## [YOUR INSTRUCTIONS]
All that is needed is every record, duplicated exactly.

*** Block opens ***

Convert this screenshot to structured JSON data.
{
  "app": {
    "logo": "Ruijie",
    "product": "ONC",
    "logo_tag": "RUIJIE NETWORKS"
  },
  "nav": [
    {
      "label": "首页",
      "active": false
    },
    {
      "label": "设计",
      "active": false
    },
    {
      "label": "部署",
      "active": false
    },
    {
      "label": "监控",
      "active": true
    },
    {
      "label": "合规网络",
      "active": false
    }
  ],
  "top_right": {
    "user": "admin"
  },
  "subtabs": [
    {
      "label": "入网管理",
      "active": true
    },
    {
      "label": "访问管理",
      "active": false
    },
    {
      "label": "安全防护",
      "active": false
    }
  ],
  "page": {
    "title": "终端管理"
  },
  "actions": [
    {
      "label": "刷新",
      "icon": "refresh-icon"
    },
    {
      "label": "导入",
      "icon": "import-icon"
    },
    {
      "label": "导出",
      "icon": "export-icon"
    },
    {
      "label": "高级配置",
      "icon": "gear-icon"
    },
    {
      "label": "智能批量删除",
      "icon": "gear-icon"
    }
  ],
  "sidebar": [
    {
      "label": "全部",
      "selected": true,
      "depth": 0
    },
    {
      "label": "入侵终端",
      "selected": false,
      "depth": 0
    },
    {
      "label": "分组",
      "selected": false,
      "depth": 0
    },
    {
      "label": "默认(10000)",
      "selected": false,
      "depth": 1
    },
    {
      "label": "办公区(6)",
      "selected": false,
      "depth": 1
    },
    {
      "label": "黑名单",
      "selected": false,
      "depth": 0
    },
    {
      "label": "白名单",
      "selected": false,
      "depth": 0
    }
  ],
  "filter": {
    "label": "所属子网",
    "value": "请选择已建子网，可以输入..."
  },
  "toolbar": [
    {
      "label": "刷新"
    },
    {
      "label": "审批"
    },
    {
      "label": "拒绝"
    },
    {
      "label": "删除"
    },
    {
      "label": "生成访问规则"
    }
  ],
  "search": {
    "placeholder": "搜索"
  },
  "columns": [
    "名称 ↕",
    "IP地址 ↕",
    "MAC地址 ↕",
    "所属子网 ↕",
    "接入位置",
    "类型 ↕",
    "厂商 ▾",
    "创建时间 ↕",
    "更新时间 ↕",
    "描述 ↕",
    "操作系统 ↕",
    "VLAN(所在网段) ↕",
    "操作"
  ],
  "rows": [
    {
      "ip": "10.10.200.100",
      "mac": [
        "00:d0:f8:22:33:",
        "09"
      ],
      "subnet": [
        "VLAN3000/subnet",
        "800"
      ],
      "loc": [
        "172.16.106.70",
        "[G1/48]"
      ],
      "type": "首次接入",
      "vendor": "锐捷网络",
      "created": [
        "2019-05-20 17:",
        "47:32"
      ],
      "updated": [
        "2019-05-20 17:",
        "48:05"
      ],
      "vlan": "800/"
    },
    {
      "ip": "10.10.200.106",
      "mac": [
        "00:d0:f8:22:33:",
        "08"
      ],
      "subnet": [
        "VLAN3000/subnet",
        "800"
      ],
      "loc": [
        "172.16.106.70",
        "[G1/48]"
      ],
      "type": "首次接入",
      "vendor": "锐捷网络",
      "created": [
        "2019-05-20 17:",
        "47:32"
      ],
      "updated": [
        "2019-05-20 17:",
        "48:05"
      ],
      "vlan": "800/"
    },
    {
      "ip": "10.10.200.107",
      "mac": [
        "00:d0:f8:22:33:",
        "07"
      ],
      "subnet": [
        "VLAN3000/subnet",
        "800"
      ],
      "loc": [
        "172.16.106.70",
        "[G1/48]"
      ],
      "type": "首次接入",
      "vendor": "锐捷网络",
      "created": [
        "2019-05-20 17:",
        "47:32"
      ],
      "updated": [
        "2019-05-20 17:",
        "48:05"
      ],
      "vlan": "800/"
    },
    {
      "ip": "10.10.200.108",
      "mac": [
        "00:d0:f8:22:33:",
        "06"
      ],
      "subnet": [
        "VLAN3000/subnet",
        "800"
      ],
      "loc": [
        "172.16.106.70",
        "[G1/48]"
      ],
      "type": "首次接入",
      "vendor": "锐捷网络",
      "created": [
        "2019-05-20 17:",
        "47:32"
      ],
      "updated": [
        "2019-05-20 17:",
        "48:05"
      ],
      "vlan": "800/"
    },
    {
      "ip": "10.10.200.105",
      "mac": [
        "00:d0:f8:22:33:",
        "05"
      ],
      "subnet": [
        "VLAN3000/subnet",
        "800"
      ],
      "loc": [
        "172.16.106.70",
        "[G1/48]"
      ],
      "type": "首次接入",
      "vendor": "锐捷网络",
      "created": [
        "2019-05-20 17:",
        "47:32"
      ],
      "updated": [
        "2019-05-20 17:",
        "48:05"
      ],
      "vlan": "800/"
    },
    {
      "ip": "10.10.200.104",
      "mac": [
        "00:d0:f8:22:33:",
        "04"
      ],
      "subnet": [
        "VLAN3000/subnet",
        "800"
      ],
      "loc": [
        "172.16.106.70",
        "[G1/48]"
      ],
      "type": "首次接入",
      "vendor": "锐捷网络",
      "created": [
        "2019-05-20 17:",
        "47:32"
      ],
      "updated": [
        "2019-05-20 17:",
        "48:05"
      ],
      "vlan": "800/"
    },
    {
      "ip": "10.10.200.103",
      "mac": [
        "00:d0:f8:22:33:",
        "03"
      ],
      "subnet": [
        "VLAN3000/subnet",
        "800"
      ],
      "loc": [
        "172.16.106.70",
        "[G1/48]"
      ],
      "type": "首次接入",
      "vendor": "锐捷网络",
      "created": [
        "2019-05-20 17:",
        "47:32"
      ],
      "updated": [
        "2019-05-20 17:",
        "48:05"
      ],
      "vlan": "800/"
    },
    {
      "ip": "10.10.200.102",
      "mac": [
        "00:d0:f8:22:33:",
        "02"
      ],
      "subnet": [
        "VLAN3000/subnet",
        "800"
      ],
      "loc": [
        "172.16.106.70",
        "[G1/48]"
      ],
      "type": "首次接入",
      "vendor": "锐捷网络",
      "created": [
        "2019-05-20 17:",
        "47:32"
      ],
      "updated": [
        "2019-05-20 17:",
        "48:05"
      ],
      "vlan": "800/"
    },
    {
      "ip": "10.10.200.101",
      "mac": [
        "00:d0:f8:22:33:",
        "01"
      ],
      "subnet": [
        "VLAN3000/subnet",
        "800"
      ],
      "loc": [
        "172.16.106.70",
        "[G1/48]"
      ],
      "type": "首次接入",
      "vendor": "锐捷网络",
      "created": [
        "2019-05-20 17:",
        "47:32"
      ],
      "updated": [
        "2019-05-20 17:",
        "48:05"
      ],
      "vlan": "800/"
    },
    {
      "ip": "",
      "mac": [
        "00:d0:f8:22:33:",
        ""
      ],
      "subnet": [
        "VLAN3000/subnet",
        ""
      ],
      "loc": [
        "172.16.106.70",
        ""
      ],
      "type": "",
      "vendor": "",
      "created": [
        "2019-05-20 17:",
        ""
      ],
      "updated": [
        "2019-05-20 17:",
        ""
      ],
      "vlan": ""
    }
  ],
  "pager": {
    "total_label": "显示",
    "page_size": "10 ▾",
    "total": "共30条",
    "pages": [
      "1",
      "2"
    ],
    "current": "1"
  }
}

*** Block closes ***

## [FINAL ANSWER]
Convert this screenshot to structured JSON data.
{
  "app": {
    "logo": "Ruijie",
    "product": "ONC",
    "logo_tag": "RUIJIE NETWORKS"
  },
  "nav": [
    {
      "label": "首页",
      "active": false
    },
    {
      "label": "设计",
      "active": false
    },
    {
      "label": "部署",
      "active": false
    },
    {
      "label": "监控",
      "active": true
    },
    {
      "label": "合规网络",
      "active": false
    }
  ],
  "top_right": {
    "user": "admin"
  },
  "subtabs": [
    {
      "label": "入网管理",
      "active": true
    },
    {
      "label": "访问管理",
      "active": false
    },
    {
      "label": "安全防护",
      "active": false
    }
  ],
  "page": {
    "title": "终端管理"
  },
  "actions": [
    {
      "label": "刷新",
      "icon": "refresh-icon"
    },
    {
      "label": "导入",
      "icon": "import-icon"
    },
    {
      "label": "导出",
      "icon": "export-icon"
    },
    {
      "label": "高级配置",
      "icon": "gear-icon"
    },
    {
      "label": "智能批量删除",
      "icon": "gear-icon"
    }
  ],
  "sidebar": [
    {
      "label": "全部",
      "selected": true,
      "depth": 0
    },
    {
      "label": "入侵终端",
      "selected": false,
      "depth": 0
    },
    {
      "label": "分组",
      "selected": false,
      "depth": 0
    },
    {
      "label": "默认(10000)",
      "selected": false,
      "depth": 1
    },
    {
      "label": "办公区(6)",
      "selected": false,
      "depth": 1
    },
    {
      "label": "黑名单",
      "selected": false,
      "depth": 0
    },
    {
      "label": "白名单",
      "selected": false,
      "depth": 0
    }
  ],
  "filter": {
    "label": "所属子网",
    "value": "请选择已建子网，可以输入..."
  },
  "toolbar": [
    {
      "label": "刷新"
    },
    {
      "label": "审批"
    },
    {
      "label": "拒绝"
    },
    {
      "label": "删除"
    },
    {
      "label": "生成访问规则"
    }
  ],
  "search": {
    "placeholder": "搜索"
  },
  "columns": [
    "名称 ↕",
    "IP地址 ↕",
    "MAC地址 ↕",
    "所属子网 ↕",
    "接入位置",
    "类型 ↕",
    "厂商 ▾",
    "创建时间 ↕",
    "更新时间 ↕",
    "描述 ↕",
    "操作系统 ↕",
    "VLAN(所在网段) ↕",
    "操作"
  ],
  "rows": [
    {
      "ip": "10.10.200.100",
      "mac": [
        "00:d0:f8:22:33:",
        "09"
      ],
      "subnet": [
        "VLAN3000/subnet",
        "800"
      ],
      "loc": [
        "172.16.106.70",
        "[G1/48]"
      ],
      "type": "首次接入",
      "vendor": "锐捷网络",
      "created": [
        "2019-05-20 17:",
        "47:32"
      ],
      "updated": [
        "2019-05-20 17:",
        "48:05"
      ],
      "vlan": "800/"
    },
    {
      "ip": "10.10.200.106",
      "mac": [
        "00:d0:f8:22:33:",
        "08"
      ],
      "subnet": [
        "VLAN3000/subnet",
        "800"
      ],
      "loc": [
        "172.16.106.70",
        "[G1/48]"
      ],
      "type": "首次接入",
      "vendor": "锐捷网络",
      "created": [
        "2019-05-20 17:",
        "47:32"
      ],
      "updated": [
        "2019-05-20 17:",
        "48:05"
      ],
      "vlan": "800/"
    },
    {
      "ip": "10.10.200.107",
      "mac": [
        "00:d0:f8:22:33:",
        "07"
      ],
      "subnet": [
        "VLAN3000/subnet",
        "800"
      ],
      "loc": [
        "172.16.106.70",
        "[G1/48]"
      ],
      "type": "首次接入",
      "vendor": "锐捷网络",
      "created": [
        "2019-05-20 17:",
        "47:32"
      ],
      "updated": [
        "2019-05-20 17:",
        "48:05"
      ],
      "vlan": "800/"
    },
    {
      "ip": "10.10.200.108",
      "mac": [
        "00:d0:f8:22:33:",
        "06"
      ],
      "subnet": [
        "VLAN3000/subnet",
        "800"
      ],
      "loc": [
        "172.16.106.70",
        "[G1/48]"
      ],
      "type": "首次接入",
      "vendor": "锐捷网络",
      "created": [
        "2019-05-20 17:",
        "47:32"
      ],
      "updated": [
        "2019-05-20 17:",
        "48:05"
      ],
      "vlan": "800/"
    },
    {
      "ip": "10.10.200.105",
      "mac": [
        "00:d0:f8:22:33:",
        "05"
      ],
      "subnet": [
        "VLAN3000/subnet",
        "800"
      ],
      "loc": [
        "172.16.106.70",
        "[G1/48]"
      ],
      "type": "首次接入",
      "vendor": "锐捷网络",
      "created": [
        "2019-05-20 17:",
        "47:32"
      ],
      "updated": [
        "2019-05-20 17:",
        "48:05"
      ],
      "vlan": "800/"
    },
    {
      "ip": "10.10.200.104",
      "mac": [
        "00:d0:f8:22:33:",
        "04"
      ],
      "subnet": [
        "VLAN3000/subnet",
        "800"
      ],
      "loc": [
        "172.16.106.70",
        "[G1/48]"
      ],
      "type": "首次接入",
      "vendor": "锐捷网络",
      "created": [
        "2019-05-20 17:",
        "47:32"
      ],
      "updated": [
        "2019-05-20 17:",
        "48:05"
      ],
      "vlan": "800/"
    },
    {
      "ip": "10.10.200.103",
      "mac": [
        "00:d0:f8:22:33:",
        "03"
      ],
      "subnet": [
        "VLAN3000/subnet",
        "800"
      ],
      "loc": [
        "172.16.106.70",
        "[G1/48]"
      ],
      "type": "首次接入",
      "vendor": "锐捷网络",
      "created": [
        "2019-05-20 17:",
        "47:32"
      ],
      "updated": [
        "2019-05-20 17:",
        "48:05"
      ],
      "vlan": "800/"
    },
    {
      "ip": "10.10.200.102",
      "mac": [
        "00:d0:f8:22:33:",
        "02"
      ],
      "subnet": [
        "VLAN3000/subnet",
        "800"
      ],
      "loc": [
        "172.16.106.70",
        "[G1/48]"
      ],
      "type": "首次接入",
      "vendor": "锐捷网络",
      "created": [
        "2019-05-20 17:",
        "47:32"
      ],
      "updated": [
        "2019-05-20 17:",
        "48:05"
      ],
      "vlan": "800/"
    },
    {
      "ip": "10.10.200.101",
      "mac": [
        "00:d0:f8:22:33:",
        "01"
      ],
      "subnet": [
        "VLAN3000/subnet",
        "800"
      ],
      "loc": [
        "172.16.106.70",
        "[G1/48]"
      ],
      "type": "首次接入",
      "vendor": "锐捷网络",
      "created": [
        "2019-05-20 17:",
        "47:32"
      ],
      "updated": [
        "2019-05-20 17:",
        "48:05"
      ],
      "vlan": "800/"
    },
    {
      "ip": "",
      "mac": [
        "00:d0:f8:22:33:",
        ""
      ],
      "subnet": [
        "VLAN3000/subnet",
        ""
      ],
      "loc": [
        "172.16.106.70",
        ""
      ],
      "type": "",
      "vendor": "",
      "created": [
        "2019-05-20 17:",
        ""
      ],
      "updated": [
        "2019-05-20 17:",
        ""
      ],
      "vlan": ""
    }
  ],
  "pager": {
    "total_label": "显示",
    "page_size": "10 ▾",
    "total": "共30条",
    "pages": [
      "1",
      "2"
    ],
    "current": "1"
  }
}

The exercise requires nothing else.